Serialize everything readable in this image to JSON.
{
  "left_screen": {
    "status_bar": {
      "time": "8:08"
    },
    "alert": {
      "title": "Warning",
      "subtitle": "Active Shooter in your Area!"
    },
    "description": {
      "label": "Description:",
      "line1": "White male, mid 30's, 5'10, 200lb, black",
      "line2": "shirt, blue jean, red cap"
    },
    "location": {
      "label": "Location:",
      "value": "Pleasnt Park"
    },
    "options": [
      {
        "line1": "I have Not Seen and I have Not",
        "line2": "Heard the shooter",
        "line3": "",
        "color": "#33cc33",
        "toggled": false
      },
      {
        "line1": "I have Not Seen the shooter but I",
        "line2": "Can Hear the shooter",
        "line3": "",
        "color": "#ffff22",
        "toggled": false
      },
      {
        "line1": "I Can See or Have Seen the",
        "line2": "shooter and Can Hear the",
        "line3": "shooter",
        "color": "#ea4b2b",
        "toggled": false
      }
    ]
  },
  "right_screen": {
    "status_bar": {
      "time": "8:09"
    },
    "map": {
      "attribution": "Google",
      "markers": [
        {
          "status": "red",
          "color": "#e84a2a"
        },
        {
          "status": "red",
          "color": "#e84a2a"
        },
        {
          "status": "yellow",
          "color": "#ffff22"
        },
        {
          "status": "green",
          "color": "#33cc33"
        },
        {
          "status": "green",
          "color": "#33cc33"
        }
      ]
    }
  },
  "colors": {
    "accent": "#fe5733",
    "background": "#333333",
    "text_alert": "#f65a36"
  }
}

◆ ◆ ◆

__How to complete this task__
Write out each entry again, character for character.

__Response for this exercise__
Serialize everything readable in this image to JSON.
{
  "left_screen": {
    "status_bar": {
      "time": "8:08"
    },
    "alert": {
      "title": "Warning",
      "subtitle": "Active Shooter in your Area!"
    },
    "description": {
      "label": "Description:",
      "line1": "White male, mid 30's, 5'10, 200lb, black",
      "line2": "shirt, blue jean, red cap"
    },
    "location": {
      "label": "Location:",
      "value": "Pleasnt Park"
    },
    "options": [
      {
        "line1": "I have Not Seen and I have Not",
        "line2": "Heard the shooter",
        "line3": "",
        "color": "#33cc33",
        "toggled": false
      },
      {
        "line1": "I have Not Seen the shooter but I",
        "line2": "Can Hear the shooter",
        "line3": "",
        "color": "#ffff22",
        "toggled": false
      },
      {
        "line1": "I Can See or Have Seen the",
        "line2": "shooter and Can Hear the",
        "line3": "shooter",
        "color": "#ea4b2b",
        "toggled": false
      }
    ]
  },
  "right_screen": {
    "status_bar": {
      "time": "8:09"
    },
    "map": {
      "attribution": "Google",
      "markers": [
        {
          "status": "red",
          "color": "#e84a2a"
        },
        {
          "status": "red",
          "color": "#e84a2a"
        },
        {
          "status": "yellow",
          "color": "#ffff22"
        },
        {
          "status": "green",
          "color": "#33cc33"
        },
        {
          "status": "green",
          "color": "#33cc33"
        }
      ]
    }
  },
  "colors": {
    "accent": "#fe5733",
    "background": "#333333",
    "text_alert": "#f65a36"
  }
}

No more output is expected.